What is needed is an exact copy of all the data.

-- Opening Marker --

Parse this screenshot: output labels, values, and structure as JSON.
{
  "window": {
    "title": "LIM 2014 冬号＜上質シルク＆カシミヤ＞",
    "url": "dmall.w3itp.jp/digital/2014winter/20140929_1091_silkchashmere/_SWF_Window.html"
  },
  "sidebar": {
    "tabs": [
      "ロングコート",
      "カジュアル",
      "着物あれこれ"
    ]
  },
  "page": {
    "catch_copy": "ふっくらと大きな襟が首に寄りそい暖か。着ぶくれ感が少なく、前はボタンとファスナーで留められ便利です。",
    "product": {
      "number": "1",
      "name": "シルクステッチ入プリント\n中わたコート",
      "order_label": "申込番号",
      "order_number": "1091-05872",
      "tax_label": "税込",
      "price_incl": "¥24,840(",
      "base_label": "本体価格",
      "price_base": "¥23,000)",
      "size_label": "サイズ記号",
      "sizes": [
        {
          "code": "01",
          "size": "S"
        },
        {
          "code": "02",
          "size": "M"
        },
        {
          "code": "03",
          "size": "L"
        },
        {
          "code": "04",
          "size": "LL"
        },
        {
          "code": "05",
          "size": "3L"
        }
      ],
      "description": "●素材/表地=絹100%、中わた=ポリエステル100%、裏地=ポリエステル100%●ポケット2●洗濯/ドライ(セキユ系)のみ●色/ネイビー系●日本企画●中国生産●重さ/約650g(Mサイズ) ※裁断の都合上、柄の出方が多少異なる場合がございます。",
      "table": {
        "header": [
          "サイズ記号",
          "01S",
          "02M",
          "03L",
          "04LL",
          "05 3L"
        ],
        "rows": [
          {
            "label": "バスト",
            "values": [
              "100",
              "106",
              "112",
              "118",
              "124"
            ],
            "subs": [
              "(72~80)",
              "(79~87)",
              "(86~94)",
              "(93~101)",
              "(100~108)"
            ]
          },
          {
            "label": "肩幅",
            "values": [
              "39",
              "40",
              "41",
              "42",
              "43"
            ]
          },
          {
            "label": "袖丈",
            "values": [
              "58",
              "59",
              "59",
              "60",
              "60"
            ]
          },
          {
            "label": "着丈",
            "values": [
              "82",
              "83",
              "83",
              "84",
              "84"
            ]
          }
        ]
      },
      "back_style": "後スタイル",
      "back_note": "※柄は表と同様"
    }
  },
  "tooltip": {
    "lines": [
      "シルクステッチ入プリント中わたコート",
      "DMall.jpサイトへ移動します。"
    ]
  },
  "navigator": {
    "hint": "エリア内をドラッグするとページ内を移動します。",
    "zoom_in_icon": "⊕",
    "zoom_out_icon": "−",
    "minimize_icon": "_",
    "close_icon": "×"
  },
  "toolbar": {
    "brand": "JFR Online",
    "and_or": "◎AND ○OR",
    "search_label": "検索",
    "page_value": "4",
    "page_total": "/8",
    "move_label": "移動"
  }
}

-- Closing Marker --

* **SOLUTION TO THIS EXERCISE**
Parse this screenshot: output labels, values, and structure as JSON.
{
  "window": {
    "title": "LIM 2014 冬号＜上質シルク＆カシミヤ＞",
    "url": "dmall.w3itp.jp/digital/2014winter/20140929_1091_silkchashmere/_SWF_Window.html"
  },
  "sidebar": {
    "tabs": [
      "ロングコート",
      "カジュアル",
      "着物あれこれ"
    ]
  },
  "page": {
    "catch_copy": "ふっくらと大きな襟が首に寄りそい暖か。着ぶくれ感が少なく、前はボタンとファスナーで留められ便利です。",
    "product": {
      "number": "1",
      "name": "シルクステッチ入プリント\n中わたコート",
      "order_label": "申込番号",
      "order_number": "1091-05872",
      "tax_label": "税込",
      "price_incl": "¥24,840(",
      "base_label": "本体価格",
      "price_base": "¥23,000)",
      "size_label": "サイズ記号",
      "sizes": [
        {
          "code": "01",
          "size": "S"
        },
        {
          "code": "02",
          "size": "M"
        },
        {
          "code": "03",
          "size": "L"
        },
        {
          "code": "04",
          "size": "LL"
        },
        {
          "code": "05",
          "size": "3L"
        }
      ],
      "description": "●素材/表地=絹100%、中わた=ポリエステル100%、裏地=ポリエステル100%●ポケット2●洗濯/ドライ(セキユ系)のみ●色/ネイビー系●日本企画●中国生産●重さ/約650g(Mサイズ) ※裁断の都合上、柄の出方が多少異なる場合がございます。",
      "table": {
        "header": [
          "サイズ記号",
          "01S",
          "02M",
          "03L",
          "04LL",
          "05 3L"
        ],
        "rows": [
          {
            "label": "バスト",
            "values": [
              "100",
              "106",
              "112",
              "118",
              "124"
            ],
            "subs": [
              "(72~80)",
              "(79~87)",
              "(86~94)",
              "(93~101)",
              "(100~108)"
            ]
          },
          {
            "label": "肩幅",
            "values": [
              "39",
              "40",
              "41",
              "42",
              "43"
            ]
          },
          {
            "label": "袖丈",
            "values": [
              "58",
              "59",
              "59",
              "60",
              "60"
            ]
          },
          {
            "label": "着丈",
            "values": [
              "82",
              "83",
              "83",
              "84",
              "84"
            ]
          }
        ]
      },
      "back_style": "後スタイル",
      "back_note": "※柄は表と同様"
    }
  },
  "tooltip": {
    "lines": [
      "シルクステッチ入プリント中わたコート",
      "DMall.jpサイトへ移動します。"
    ]
  },
  "navigator": {
    "hint": "エリア内をドラッグするとページ内を移動します。",
    "zoom_in_icon": "⊕",
    "zoom_out_icon": "−",
    "minimize_icon": "_",
    "close_icon": "×"
  },
  "toolbar": {
    "brand": "JFR Online",
    "and_or": "◎AND ○OR",
    "search_label": "検索",
    "page_value": "4",
    "page_total": "/8",
    "move_label": "移動"
  }
}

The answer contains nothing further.